Stereotypes and Leaders.

The other day I was reading about a successful startup company’s journey and the CEO recalled that when he and his partners pitched for funds with VCs, the stock response they heard repeatedly was “How can you guys run a company , you are a bunch of introverts.” That brings two rather diverse thoughts to my mind, one, how do we decide in such a short meeting that a person is introvert, a weak leader, etc. etc., and two, do only extroverts succeed as leaders?

First about the Prejudiced eye:
Various societies have such strong pre-conceived notions linking age, looks, gender with expected behavior. This strict compartmentalization of traits is almost pathological if we think of management and leadership. If you wear spectacles you are viewed as academically good but athletically weak which quickly gets translated to introvert and extrovert. Men in general and men with mustaches in particular are seen as tougher than women. If you wear a dark color like red or black you are seen as aggressive otherwise you are seen as less assertive. These prejudices are almost universally prevalent, however in addition to this there are more prejudices to be seen which are country specific or society specific. In India for example if you tell only your first name, the other person will insist on hearing your surname more often than not. As soon as you tell your surname the other person starts connecting the dots of your region, caste, religion and creates a profile of your expected behaviors. Tamils and Bengalis are seen as intelligent but argumentative, Punjabis are seen as aggressive and the list goes on and on. Even though it is very clear that such compartmentalization is absolutely inaccurate and unnecessary, yet it continues to live on. Many careers are nipped in the bud because of such prejudices; many times decisions in interviews are taken even before the person has spoken a single word. I have personally faced and been at the receiving end of such discrimination. I have seen people judge me not on the basis of the results I generated or the behaviors I exhibited but by the first impressions I created on them which was based mainly on my regional identity and my overall look.

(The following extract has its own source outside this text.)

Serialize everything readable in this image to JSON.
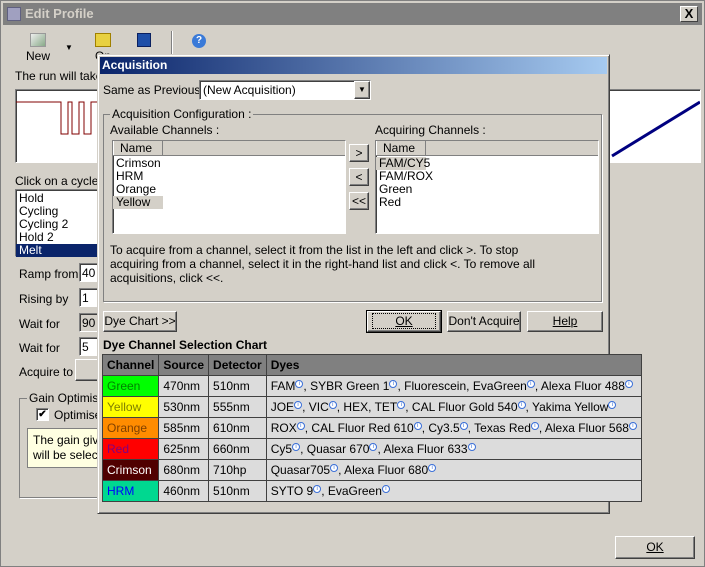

To an extent it is inevitable that we program our minds to connect certain behaviors with certain races or types of people. This is definitely a hurdle to better Management and leadership and we must watch out against it.

Many Western countries have enacted elaborate and strict laws to discourage any discrimination on the basis of region, religion, sex and even age. This, even though not working completely, is helping them create a more equitable and competency based work environment.

That brings me to the second thought — do only aggressive managers succeed? Well, research does support the hypothesis that outgoing people, extroverts, make better managers. However this was more relevant when Management essentially meant getting maximum productivity from an underpaid, ill educated workforce working mechanically, and the output being directly proportional to the physical effort done. Things have changed. Recent research has shown that when the workers are well-informed and proactive it is the soft spoken, high on listening manager who gets better results. The same study also concludes that the dominating , aggressive leader feels threatened when the people he leads are pro-active.

If we look into the past, we can see that leaders as diverse as Gandhi and Steve Jobs , both have succeeded in their own ways. There are hundreds of examples of mild, soft spoken leaders doing very well as well as failing and the same is true with aggressive dominating leaders. No strict rules can really be laid therefore.

The traits of being able to create a compelling vision and making people want to exert to move towards that vision is what makes a great leader. The need is to look at behaviors, traits and not allow the vision to be clouded by race, color, gender, etc.